But there is "no mathematical bright line rule," said Professor Catherine Sharkey, a tort law expert at New York University School of Law.
Robinson sued R.J. Reynolds in 2008 over the death of her husband, Michael, claiming the company conspired to conceal the health dangers and addictive nature of its products. Johnson, a hotel shuttle bus driver, smoked one to three packs a day for more 20 years, starting at age 13.
Robinson's lawsuit originally was part of large class-action litigation known as the "Engle case," filed in 1994 against tobacco companies.
A jury in that case issued a verdict in 2000 in favor of the plaintiffs, awarding $145 billion in punitive damages, which at the time was the largest such judgment in U.S. history.
That award, however, was rejected in 2006 by the Florida Supreme Court, which decertified the class. It agreed with a lower court that the group was too disparate and that each consumer had smoked for different reasons.

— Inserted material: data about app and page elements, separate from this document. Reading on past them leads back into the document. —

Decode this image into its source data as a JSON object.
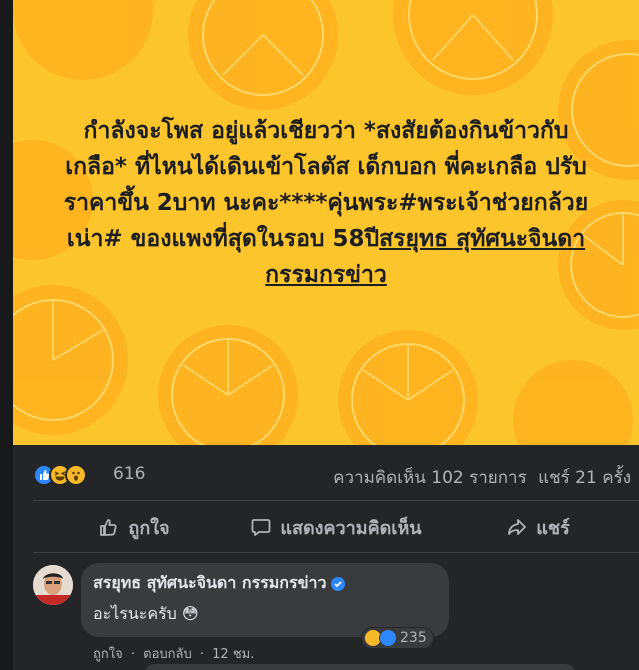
{
  "post": {
    "text_plain": "กำลังจะโพส อยู่แล้วเชียวว่า *สงสัยต้องกินข้าวกับเกลือ* ที่ไหนได้เดินเข้าโลตัส เด็กบอก พี่คะเกลือ ปรับราคาขึ้น 2บาท นะคะ****คุ่นพระ#พระเจ้าช่วยกล้วยเน่า# ของแพงที่สุดในรอบ 58ปี",
    "tag": "สรยุทธ สุทัศนะจินดา กรรมกรข่าว",
    "background": "#fdc52c"
  },
  "stats": {
    "reaction_count": "616",
    "comments": "ความคิดเห็น 102 รายการ",
    "shares": "แชร์ 21 ครั้ง"
  },
  "actions": {
    "like": "ถูกใจ",
    "comment": "แสดงความคิดเห็น",
    "share": "แชร์"
  },
  "comment": {
    "author": "สรยุทธ สุทัศนะจินดา กรรมกรข่าว",
    "text": "อะไรนะครับ 😳",
    "reaction_count": "235",
    "like_label": "ถูกใจ",
    "reply_label": "ตอบกลับ",
    "time": "12 ชม."
  },
  "colors": {
    "accent": "#2d88ff",
    "surface": "#242526",
    "bubble": "#3a3b3c"
  }
}
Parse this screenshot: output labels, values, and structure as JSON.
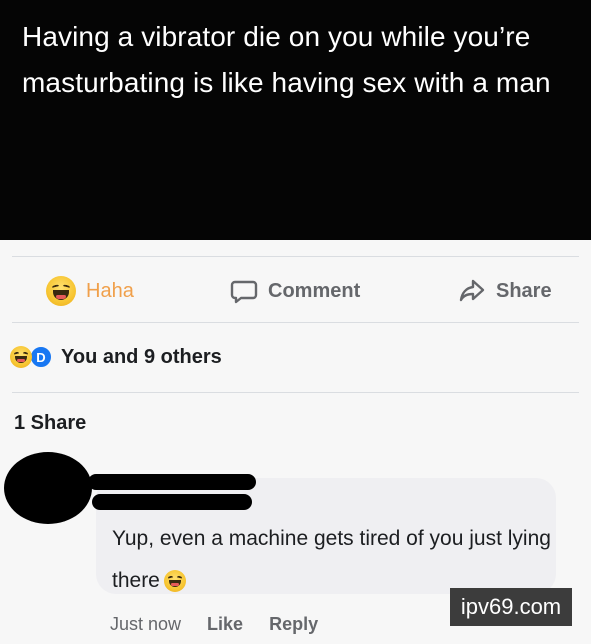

But the court said the plaintiffs could file lawsuits individually. Robinson was one of them.